One of my key highlights was finding an approach to identify my core elements. It was uncommon in nature and led me in a different direction compared to any other approaches I heard of before. The questions that he shared were impactful once I sat down and thought of five things that I value in life. Prior to this lecture, I did hear about the importance of personal branding, but I did not know how to approach identifying my brand. Answering those questions helped me find an approach that worked for me and distinguish five core values I firmly believe to be important to me and hold tremendous value to my heart. Below identified are my five core elements as follows:


1. Accountability: I believe that being accountable for your actions, decisions, and mistakes is crucial and shows character, which leads to transparency. Although the world is becoming technologically advanced and discoveries are made each year, the ability for humans to take responsibility for their actions and remain transparent will stay the same. Accountability helps us value our work, realize and recognize the impact we are creating, and enrich the experiences we formulate with other people.



2. Growth: I believe that being open to growth and taking opportunities to learn, no matter how big or small, can teach us lessons we may not originally perceive in the beginning. Our first jobs are often ones we never thought of being in; however, the lessons taught through that first job are vital. Each job is a stepping stone to the next. There is always something to learn, even though you may think you know it all.



3. Structure and Organization: One of my skills is being organized, and part of that is having a structure. I do not like to enter into situations blindly and with no flow between the parties involved. Having some sort of structure or flow is crucial. Having this flow allows me to know what I need to do, what items need to be done, how to dedicate my time, and learn what I could do better at the end.



4. Balance: As a high school student, I believe that having a balance between everything is crucial. I always check my capacity and take on roles only when I know I can dedicate time while staying committed to my other obligations such as clubs, academics, and volunteering.

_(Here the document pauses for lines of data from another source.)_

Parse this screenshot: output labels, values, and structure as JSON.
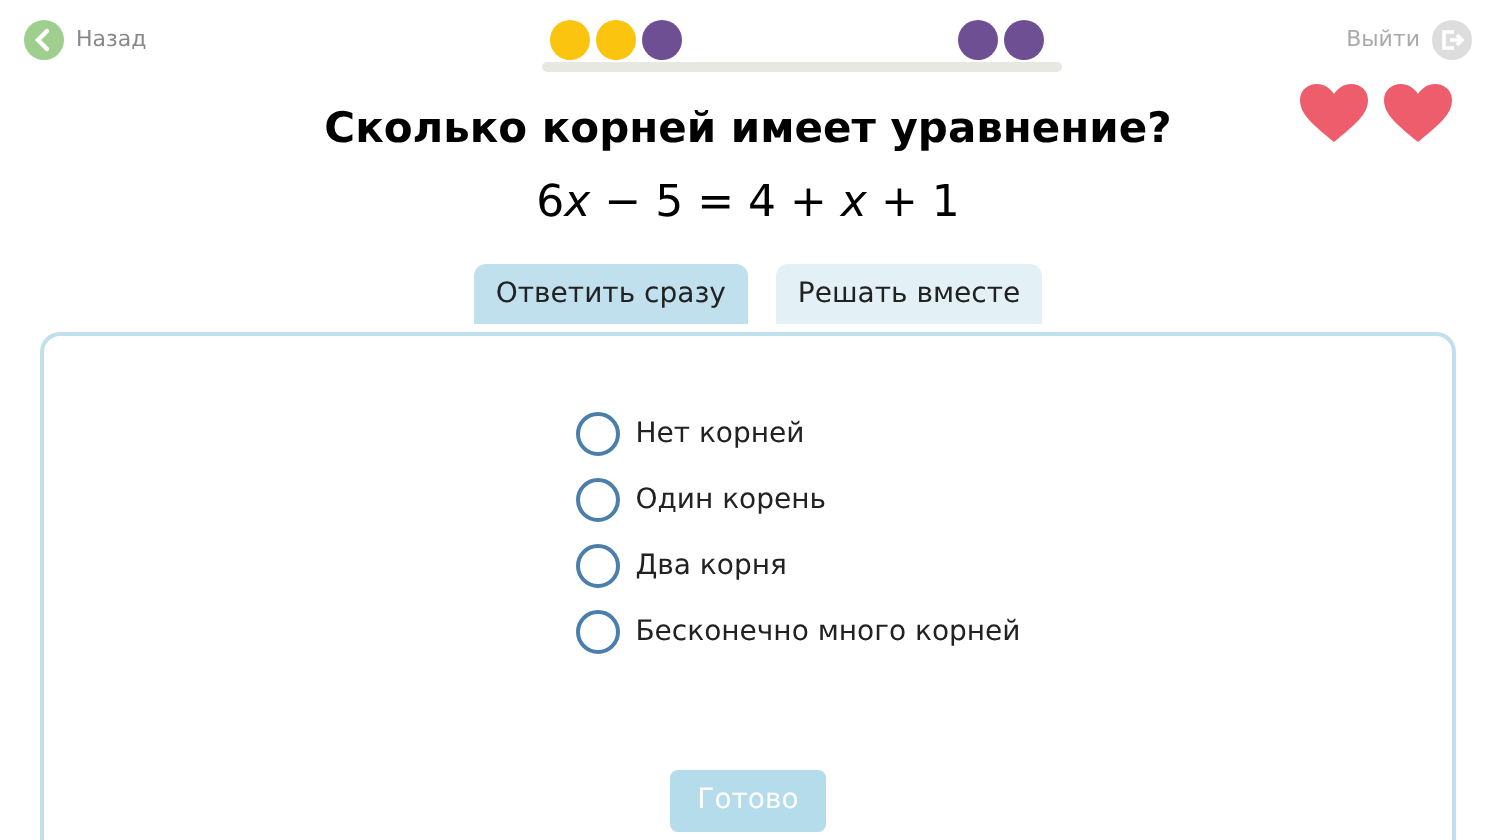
{
  "header": {
    "back": "Назад",
    "exit": "Выйти"
  },
  "progress": {
    "left": [
      {
        "color": "#fbc40f"
      },
      {
        "color": "#fbc40f"
      },
      {
        "color": "#6e4f93"
      }
    ],
    "right": [
      {
        "color": "#6e4f93"
      },
      {
        "color": "#6e4f93"
      }
    ]
  },
  "question": "Сколько корней имеет уравнение?",
  "equation": [
    {
      "text": "6",
      "italic": false
    },
    {
      "text": "x",
      "italic": true
    },
    {
      "text": " − 5 = 4 + ",
      "italic": false
    },
    {
      "text": "x",
      "italic": true
    },
    {
      "text": " + 1",
      "italic": false
    }
  ],
  "tabs": [
    {
      "label": "Ответить сразу",
      "selected": true
    },
    {
      "label": "Решать вместе",
      "selected": false
    }
  ],
  "options": [
    {
      "label": "Нет корней",
      "checked": false
    },
    {
      "label": "Один корень",
      "checked": false
    },
    {
      "label": "Два корня",
      "checked": false
    },
    {
      "label": "Бесконечно много корней",
      "checked": false
    }
  ],
  "done_button": {
    "label": "Готово",
    "disabled": true
  }
}
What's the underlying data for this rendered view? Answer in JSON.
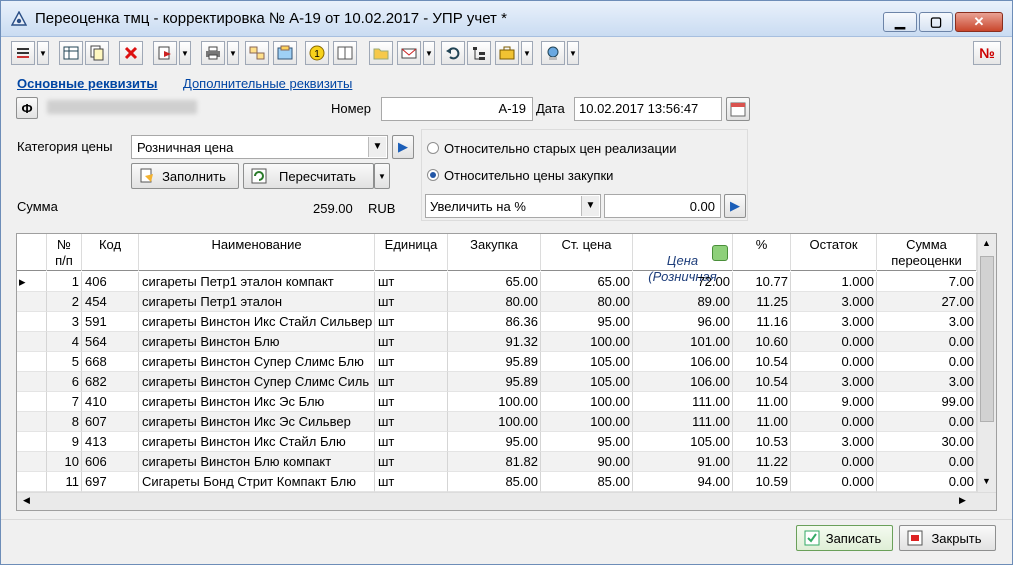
{
  "window": {
    "title": "Переоценка тмц - корректировка № А-19 от 10.02.2017 - УПР учет *",
    "btn_minimize": "▁",
    "btn_maximize": "▢",
    "btn_close": "✕"
  },
  "toolbar": {
    "items": [
      "list-icon",
      "table-icon",
      "copy-icon",
      "delete-icon",
      "move-icon",
      "print-icon",
      "structure-icon",
      "edit-icon",
      "coin-icon",
      "book-icon",
      "folder-icon",
      "mail-icon",
      "undo-icon",
      "tree-icon",
      "briefcase-icon",
      "network-icon"
    ],
    "number_glyph": "№"
  },
  "tabs": {
    "main": "Основные реквизиты",
    "extra": "Дополнительные реквизиты"
  },
  "header": {
    "org_button": "Ф",
    "number_label": "Номер",
    "number_value": "А-19",
    "date_label": "Дата",
    "date_value": "10.02.2017 13:56:47"
  },
  "price": {
    "category_label": "Категория цены",
    "category_value": "Розничная цена",
    "fill_button": "Заполнить",
    "recalc_button": "Пересчитать",
    "sum_label": "Сумма",
    "sum_value": "259.00",
    "currency": "RUB"
  },
  "options": {
    "radio_old": "Относительно старых цен реализации",
    "radio_purchase": "Относительно цены закупки",
    "mode_value": "Увеличить на %",
    "percent_value": "0.00"
  },
  "table": {
    "columns": [
      "№\nп/п",
      "Код",
      "Наименование",
      "Единица",
      "Закупка",
      "Ст. цена",
      "Цена\n(Розничная",
      "%",
      "Остаток",
      "Сумма\nпереоценки"
    ],
    "rows": [
      [
        "1",
        "406",
        "сигареты Петр1 эталон компакт",
        "шт",
        "65.00",
        "65.00",
        "72.00",
        "10.77",
        "1.000",
        "7.00"
      ],
      [
        "2",
        "454",
        "сигареты Петр1 эталон",
        "шт",
        "80.00",
        "80.00",
        "89.00",
        "11.25",
        "3.000",
        "27.00"
      ],
      [
        "3",
        "591",
        "сигареты Винстон Икс Стайл Сильвер",
        "шт",
        "86.36",
        "95.00",
        "96.00",
        "11.16",
        "3.000",
        "3.00"
      ],
      [
        "4",
        "564",
        "сигареты Винстон Блю",
        "шт",
        "91.32",
        "100.00",
        "101.00",
        "10.60",
        "0.000",
        "0.00"
      ],
      [
        "5",
        "668",
        "сигареты Винстон Супер Слимс Блю",
        "шт",
        "95.89",
        "105.00",
        "106.00",
        "10.54",
        "0.000",
        "0.00"
      ],
      [
        "6",
        "682",
        "сигареты Винстон Супер Слимс Силь",
        "шт",
        "95.89",
        "105.00",
        "106.00",
        "10.54",
        "3.000",
        "3.00"
      ],
      [
        "7",
        "410",
        "сигареты Винстон Икс Эс Блю",
        "шт",
        "100.00",
        "100.00",
        "111.00",
        "11.00",
        "9.000",
        "99.00"
      ],
      [
        "8",
        "607",
        "сигареты Винстон Икс Эс Сильвер",
        "шт",
        "100.00",
        "100.00",
        "111.00",
        "11.00",
        "0.000",
        "0.00"
      ],
      [
        "9",
        "413",
        "сигареты Винстон Икс Стайл Блю",
        "шт",
        "95.00",
        "95.00",
        "105.00",
        "10.53",
        "3.000",
        "30.00"
      ],
      [
        "10",
        "606",
        "сигареты Винстон Блю компакт",
        "шт",
        "81.82",
        "90.00",
        "91.00",
        "11.22",
        "0.000",
        "0.00"
      ],
      [
        "11",
        "697",
        "Сигареты Бонд Стрит Компакт Блю",
        "шт",
        "85.00",
        "85.00",
        "94.00",
        "10.59",
        "0.000",
        "0.00"
      ]
    ]
  },
  "footer": {
    "save_button": "Записать",
    "close_button": "Закрыть"
  },
  "colors": {
    "link": "#0045a3",
    "title_bar": "#cadcf2",
    "close_button": "#c9462c"
  }
}
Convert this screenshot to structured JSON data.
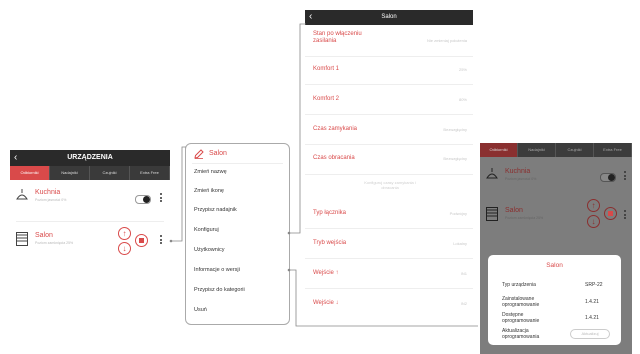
{
  "phone": {
    "title": "URZĄDZENIA",
    "tabs": [
      "Odbiorniki",
      "Nadajniki",
      "Czujniki",
      "Extra Free"
    ],
    "devices": [
      {
        "name": "Kuchnia",
        "status": "Poziom jasności 0%"
      },
      {
        "name": "Salon",
        "status": "Poziom zamknięcia 25%"
      }
    ]
  },
  "menu": {
    "title": "Salon",
    "items": [
      "Zmień nazwę",
      "Zmień ikonę",
      "Przypisz nadajnik",
      "Konfiguruj",
      "Użytkownicy",
      "Informacje o wersji",
      "Przypisz do kategorii",
      "Usuń"
    ]
  },
  "settings": {
    "title": "Salon",
    "rows": [
      {
        "label": "Stan po włączeniu zasilania",
        "value": "Nie zmieniaj położenia"
      },
      {
        "label": "Komfort 1",
        "value": "25%"
      },
      {
        "label": "Komfort 2",
        "value": "80%"
      },
      {
        "label": "Czas zamykania",
        "value": "Bezwzględny"
      },
      {
        "label": "Czas obracania",
        "value": "Bezwzględny"
      },
      {
        "label": "Typ łącznika",
        "value": "Podwójny"
      },
      {
        "label": "Tryb wejścia",
        "value": "Lokalny"
      },
      {
        "label": "Wejście ↑",
        "value": "IN1"
      },
      {
        "label": "Wejście ↓",
        "value": "IN2"
      }
    ],
    "note": "Konfiguruj czasy zamykania i obracania"
  },
  "dimmed": {
    "tabs": [
      "Odbiorniki",
      "Nadajniki",
      "Czujniki",
      "Extra Free"
    ],
    "devices": [
      {
        "name": "Kuchnia",
        "status": "Poziom jasności 0%"
      },
      {
        "name": "Salon",
        "status": "Poziom zamknięcia 25%"
      }
    ]
  },
  "dialog": {
    "title": "Salon",
    "rows": [
      {
        "label": "Typ urządzenia",
        "value": "SRP-22"
      },
      {
        "label": "Zainstalowane oprogramowanie",
        "value": "1.4.21"
      },
      {
        "label": "Dostępne oprogramowanie",
        "value": "1.4.21"
      },
      {
        "label": "Aktualizacja oprogramowania",
        "value": "Aktualizuj"
      }
    ]
  },
  "colors": {
    "accent": "#d94a4a",
    "header": "#2a2a2a",
    "overlay": "#7d7d7d"
  }
}
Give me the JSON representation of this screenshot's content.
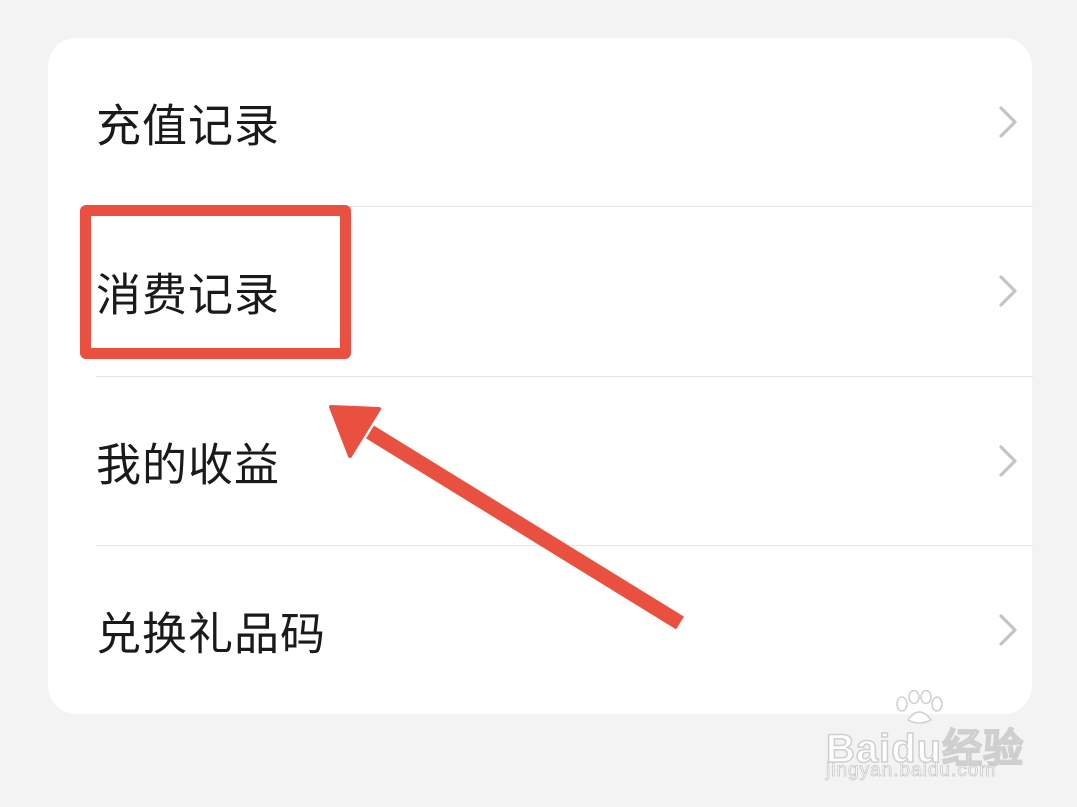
{
  "menu": {
    "items": [
      {
        "label": "充值记录",
        "icon": "chevron-right-icon"
      },
      {
        "label": "消费记录",
        "icon": "chevron-right-icon"
      },
      {
        "label": "我的收益",
        "icon": "chevron-right-icon"
      },
      {
        "label": "兑换礼品码",
        "icon": "chevron-right-icon"
      }
    ]
  },
  "annotation": {
    "highlighted_item": "消费记录",
    "color": "#e9503f"
  },
  "watermark": {
    "brand": "Baidu经验",
    "url": "jingyan.baidu.com"
  },
  "colors": {
    "background": "#f3f3f3",
    "card": "#ffffff",
    "text": "#1a1a1a",
    "chevron": "#c4c4c4",
    "divider": "#e4e4e4"
  }
}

5. Diversity: Everyone always has something to offer, no matter how big or small. As leaders, it is up to us to determine how to incorporate that perspective and utilize an individual's unique skill set. Sometimes what they may offer or suggest may be something you did not think of before. Having people from diverse backgrounds, cultures, and countries is something I value.

Another key highlight was the eight tips I learned when I transition from high school to university. The first year of university is extremely stressful for everyone, and being prepared ahead of time can help me alleviate some of that tension. Some of the tips I learned were ones I never heard of before and helped me realize that university is not everything. It also made me recognize that if something hard happens during the first year, it is not the end of the world; I can always find ways to bounce back and be better than before as a person. Speaking of the tips, they are as follows:


1. Prioritize your time: Use your time management skills to know what needs to be done and delegate adequate time for each of the tasks you have to do.





2. Learn how to study: Finding how you study and what method works best for when it comes to learning before you enter university is crucial for success. Continuously relearn and reflect on your studying techniques to make adjustments so you can be successful.






3. Be organized: Find techniques or tools to help you keep track of your tasks and balance your time between clubs, studies, university obligations, and family.







4. Manage stress: Find coping techniques that work for you, destress your mind, and take your mind away from anything university-related for a while.